*EXERCISE*. Search the entries below for the word "JSON", then copy each line in which it is found.

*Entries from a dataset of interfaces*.
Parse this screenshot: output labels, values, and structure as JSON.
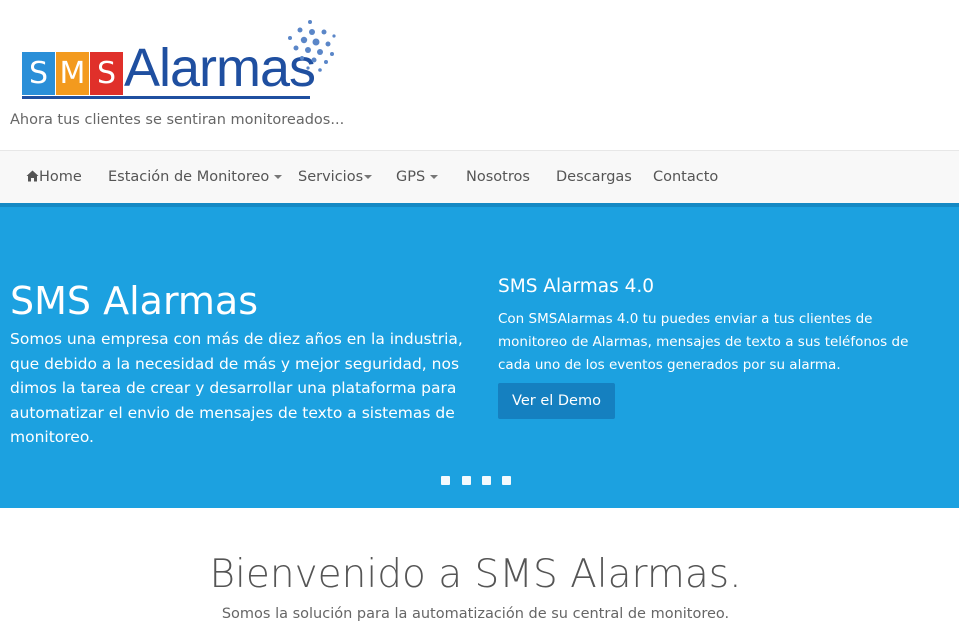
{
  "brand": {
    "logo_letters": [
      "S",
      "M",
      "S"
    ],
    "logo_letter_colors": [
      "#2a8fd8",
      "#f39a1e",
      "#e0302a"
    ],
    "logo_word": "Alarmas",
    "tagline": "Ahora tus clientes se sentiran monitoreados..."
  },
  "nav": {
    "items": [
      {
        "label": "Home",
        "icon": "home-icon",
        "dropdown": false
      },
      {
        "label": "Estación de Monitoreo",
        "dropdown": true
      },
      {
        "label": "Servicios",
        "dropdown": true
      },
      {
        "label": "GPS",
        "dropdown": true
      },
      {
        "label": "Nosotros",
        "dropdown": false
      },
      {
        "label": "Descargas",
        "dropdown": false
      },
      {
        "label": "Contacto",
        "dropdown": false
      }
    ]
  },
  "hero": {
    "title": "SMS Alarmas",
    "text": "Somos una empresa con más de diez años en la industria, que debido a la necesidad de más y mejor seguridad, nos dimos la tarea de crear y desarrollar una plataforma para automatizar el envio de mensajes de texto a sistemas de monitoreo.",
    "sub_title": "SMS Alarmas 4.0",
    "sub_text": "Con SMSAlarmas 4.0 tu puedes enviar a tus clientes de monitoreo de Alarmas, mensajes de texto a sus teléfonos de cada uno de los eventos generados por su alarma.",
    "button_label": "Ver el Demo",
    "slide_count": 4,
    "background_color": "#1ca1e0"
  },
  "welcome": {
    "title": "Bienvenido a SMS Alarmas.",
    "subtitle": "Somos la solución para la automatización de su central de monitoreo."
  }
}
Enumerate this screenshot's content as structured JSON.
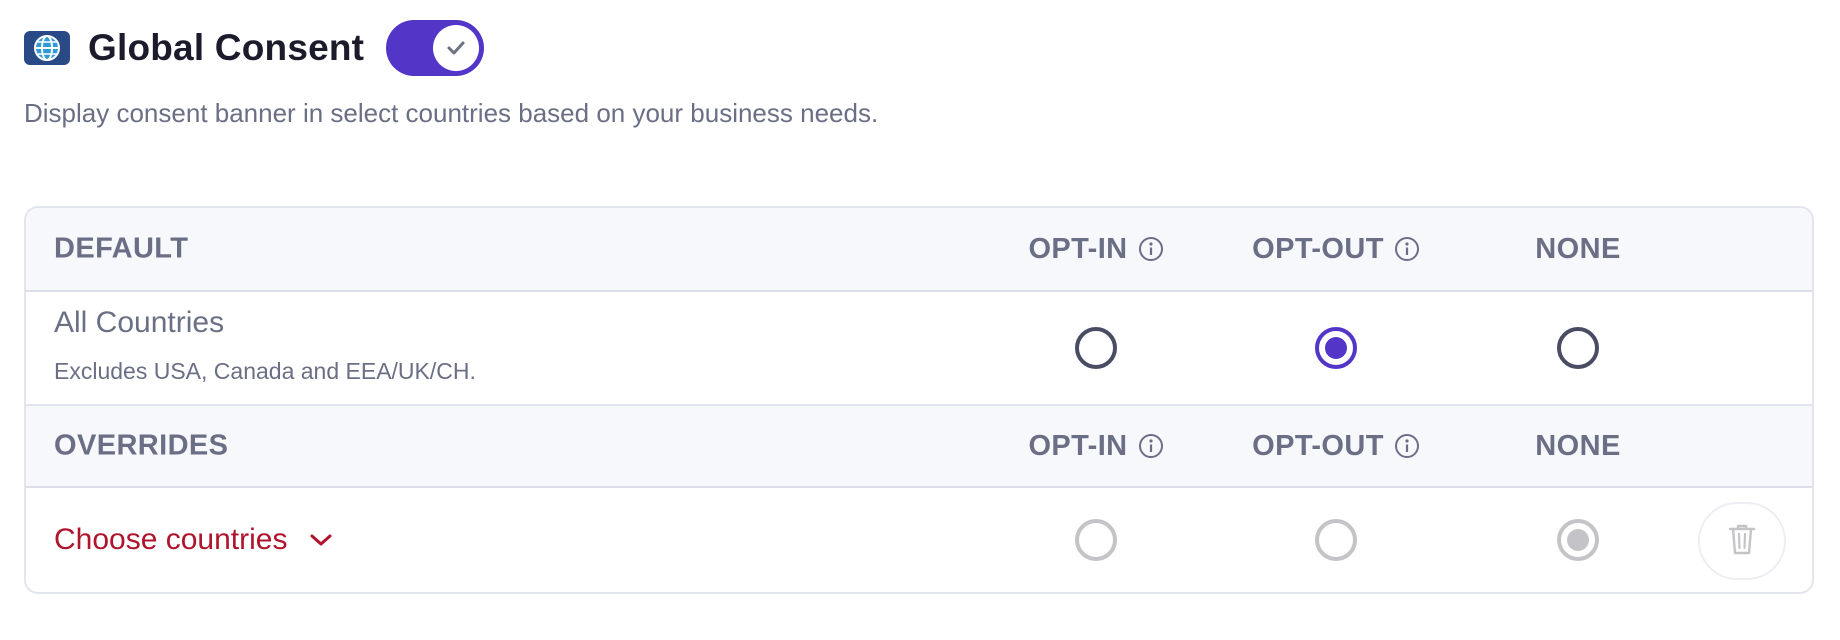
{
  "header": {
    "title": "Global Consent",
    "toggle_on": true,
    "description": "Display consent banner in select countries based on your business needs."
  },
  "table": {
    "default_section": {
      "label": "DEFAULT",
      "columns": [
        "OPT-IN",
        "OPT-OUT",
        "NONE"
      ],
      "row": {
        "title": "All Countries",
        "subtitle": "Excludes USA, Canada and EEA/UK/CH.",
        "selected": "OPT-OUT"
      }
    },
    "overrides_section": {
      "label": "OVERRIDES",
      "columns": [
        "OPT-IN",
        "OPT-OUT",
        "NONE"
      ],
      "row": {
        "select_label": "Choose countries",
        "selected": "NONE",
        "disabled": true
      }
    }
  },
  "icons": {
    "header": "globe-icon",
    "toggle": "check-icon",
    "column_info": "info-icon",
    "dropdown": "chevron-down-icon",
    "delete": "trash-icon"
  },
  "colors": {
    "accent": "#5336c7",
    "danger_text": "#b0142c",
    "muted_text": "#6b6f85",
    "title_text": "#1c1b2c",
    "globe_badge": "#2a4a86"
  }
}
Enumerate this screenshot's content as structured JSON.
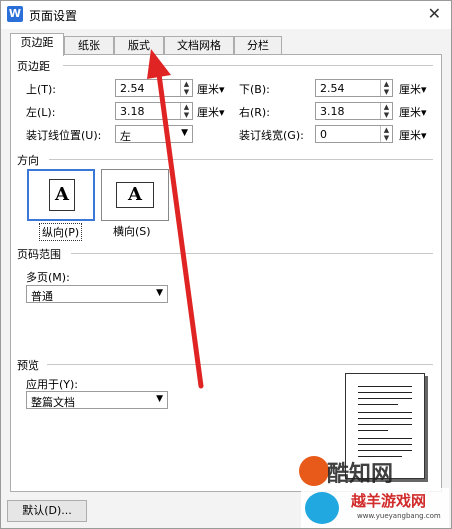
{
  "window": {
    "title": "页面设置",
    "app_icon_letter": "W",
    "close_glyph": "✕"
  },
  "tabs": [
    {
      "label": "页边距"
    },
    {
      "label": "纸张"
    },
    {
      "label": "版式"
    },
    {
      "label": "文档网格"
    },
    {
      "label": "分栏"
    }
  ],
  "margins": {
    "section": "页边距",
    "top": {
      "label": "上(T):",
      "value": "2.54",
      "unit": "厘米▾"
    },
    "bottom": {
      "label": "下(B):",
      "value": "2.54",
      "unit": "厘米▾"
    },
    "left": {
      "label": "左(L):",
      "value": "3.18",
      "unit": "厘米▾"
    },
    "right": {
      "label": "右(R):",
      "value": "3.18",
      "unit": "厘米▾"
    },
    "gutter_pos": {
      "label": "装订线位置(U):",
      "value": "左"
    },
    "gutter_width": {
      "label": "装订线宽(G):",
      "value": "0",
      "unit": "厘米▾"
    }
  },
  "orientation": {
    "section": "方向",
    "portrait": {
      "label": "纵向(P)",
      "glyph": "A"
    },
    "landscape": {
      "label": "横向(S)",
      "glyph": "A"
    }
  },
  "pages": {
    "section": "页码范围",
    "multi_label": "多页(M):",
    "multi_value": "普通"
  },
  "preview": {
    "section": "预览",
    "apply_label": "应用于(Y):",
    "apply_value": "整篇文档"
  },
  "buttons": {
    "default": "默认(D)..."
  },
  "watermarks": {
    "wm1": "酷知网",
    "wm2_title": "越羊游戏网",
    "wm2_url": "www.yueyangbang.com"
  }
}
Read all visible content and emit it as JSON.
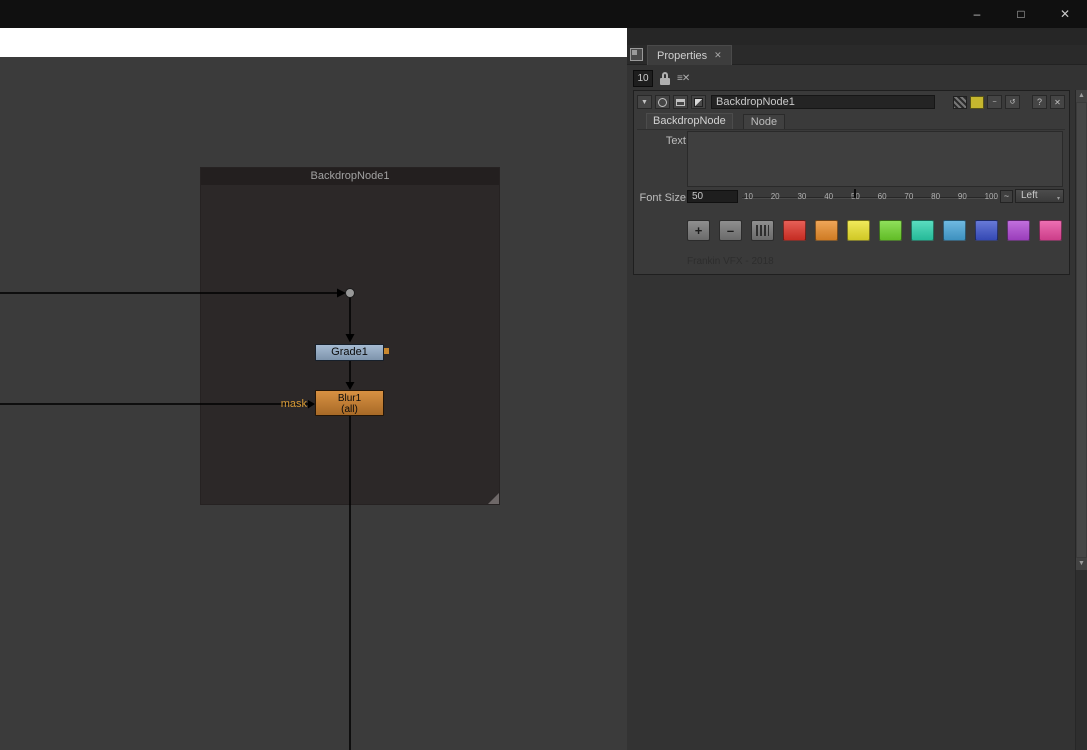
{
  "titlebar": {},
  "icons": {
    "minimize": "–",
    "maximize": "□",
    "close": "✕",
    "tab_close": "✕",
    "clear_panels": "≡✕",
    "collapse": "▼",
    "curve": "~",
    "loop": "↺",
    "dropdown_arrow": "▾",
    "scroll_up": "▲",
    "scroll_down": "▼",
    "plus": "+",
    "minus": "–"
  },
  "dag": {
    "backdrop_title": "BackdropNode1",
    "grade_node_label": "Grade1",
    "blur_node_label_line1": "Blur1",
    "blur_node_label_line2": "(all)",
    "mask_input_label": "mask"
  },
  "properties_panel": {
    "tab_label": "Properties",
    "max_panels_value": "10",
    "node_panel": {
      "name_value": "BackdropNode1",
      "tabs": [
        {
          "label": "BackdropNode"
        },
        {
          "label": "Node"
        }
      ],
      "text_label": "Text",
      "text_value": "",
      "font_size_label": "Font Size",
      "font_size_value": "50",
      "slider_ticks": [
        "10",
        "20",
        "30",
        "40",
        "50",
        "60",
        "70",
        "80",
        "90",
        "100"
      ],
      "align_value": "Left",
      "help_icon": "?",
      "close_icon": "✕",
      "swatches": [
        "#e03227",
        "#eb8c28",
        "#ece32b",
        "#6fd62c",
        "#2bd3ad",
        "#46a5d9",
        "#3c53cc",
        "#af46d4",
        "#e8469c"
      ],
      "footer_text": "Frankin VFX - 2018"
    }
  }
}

*SOLUTION TO THIS EXERCISE*.
Parse this screenshot: output labels, values, and structure as JSON.
Enumerate this screenshot's content as structured JSON.
Enumerate this screenshot's content as structured JSON.
Read all visible content and emit it as JSON.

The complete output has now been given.